### Problem requirements:
The lines to find are those in the entries that hold the word "JSON"; copy every one of them.

─── Input

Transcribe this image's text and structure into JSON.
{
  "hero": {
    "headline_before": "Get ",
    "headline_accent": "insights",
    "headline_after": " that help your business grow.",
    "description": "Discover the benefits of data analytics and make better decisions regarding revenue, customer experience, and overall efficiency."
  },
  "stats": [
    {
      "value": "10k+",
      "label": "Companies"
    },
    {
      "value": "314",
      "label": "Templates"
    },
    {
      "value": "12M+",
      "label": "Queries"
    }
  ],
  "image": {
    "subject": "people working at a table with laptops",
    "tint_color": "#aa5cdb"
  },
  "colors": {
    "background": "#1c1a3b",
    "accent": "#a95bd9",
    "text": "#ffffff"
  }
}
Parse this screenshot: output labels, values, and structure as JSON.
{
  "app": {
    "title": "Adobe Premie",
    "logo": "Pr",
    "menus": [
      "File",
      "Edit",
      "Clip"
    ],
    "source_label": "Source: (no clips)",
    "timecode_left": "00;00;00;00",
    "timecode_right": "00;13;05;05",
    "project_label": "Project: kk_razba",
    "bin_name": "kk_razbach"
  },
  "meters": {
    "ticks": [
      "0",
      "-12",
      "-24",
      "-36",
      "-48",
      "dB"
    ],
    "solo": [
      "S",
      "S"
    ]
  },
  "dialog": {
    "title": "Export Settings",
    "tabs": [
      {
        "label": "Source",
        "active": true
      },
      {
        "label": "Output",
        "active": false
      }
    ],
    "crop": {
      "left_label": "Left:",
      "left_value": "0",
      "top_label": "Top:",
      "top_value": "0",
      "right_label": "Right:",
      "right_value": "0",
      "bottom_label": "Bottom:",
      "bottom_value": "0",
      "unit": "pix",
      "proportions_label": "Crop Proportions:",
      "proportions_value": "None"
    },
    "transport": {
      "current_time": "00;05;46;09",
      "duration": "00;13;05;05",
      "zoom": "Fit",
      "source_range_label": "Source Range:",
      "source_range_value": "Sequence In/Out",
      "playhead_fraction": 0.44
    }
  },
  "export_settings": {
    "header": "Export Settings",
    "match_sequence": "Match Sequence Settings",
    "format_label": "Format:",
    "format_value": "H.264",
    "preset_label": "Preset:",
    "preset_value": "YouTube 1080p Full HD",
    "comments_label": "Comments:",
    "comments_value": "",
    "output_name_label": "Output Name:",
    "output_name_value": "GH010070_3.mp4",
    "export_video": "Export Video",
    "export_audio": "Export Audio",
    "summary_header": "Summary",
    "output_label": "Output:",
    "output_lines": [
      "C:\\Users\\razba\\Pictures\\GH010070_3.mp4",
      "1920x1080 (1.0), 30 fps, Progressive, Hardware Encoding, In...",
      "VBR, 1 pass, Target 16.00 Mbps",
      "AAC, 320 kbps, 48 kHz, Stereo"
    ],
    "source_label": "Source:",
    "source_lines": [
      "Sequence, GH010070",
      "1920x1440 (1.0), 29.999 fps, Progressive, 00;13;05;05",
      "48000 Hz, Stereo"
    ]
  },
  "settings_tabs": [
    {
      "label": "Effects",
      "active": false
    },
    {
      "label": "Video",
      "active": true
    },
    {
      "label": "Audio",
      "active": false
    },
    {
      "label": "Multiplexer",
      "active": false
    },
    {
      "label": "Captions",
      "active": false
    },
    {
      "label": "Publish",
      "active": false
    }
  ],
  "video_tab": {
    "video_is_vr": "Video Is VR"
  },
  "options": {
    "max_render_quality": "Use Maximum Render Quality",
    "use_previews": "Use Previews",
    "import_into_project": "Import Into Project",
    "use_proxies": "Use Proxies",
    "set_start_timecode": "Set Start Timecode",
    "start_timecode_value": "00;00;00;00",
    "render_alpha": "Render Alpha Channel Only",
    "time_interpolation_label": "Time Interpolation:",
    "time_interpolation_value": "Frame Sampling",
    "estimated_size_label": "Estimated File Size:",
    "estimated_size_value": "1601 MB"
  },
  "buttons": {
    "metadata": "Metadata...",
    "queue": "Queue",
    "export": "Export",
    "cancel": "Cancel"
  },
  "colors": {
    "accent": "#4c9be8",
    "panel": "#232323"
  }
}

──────

### Task response:
Transcribe this image's text and structure into JSON.
Parse this screenshot: output labels, values, and structure as JSON.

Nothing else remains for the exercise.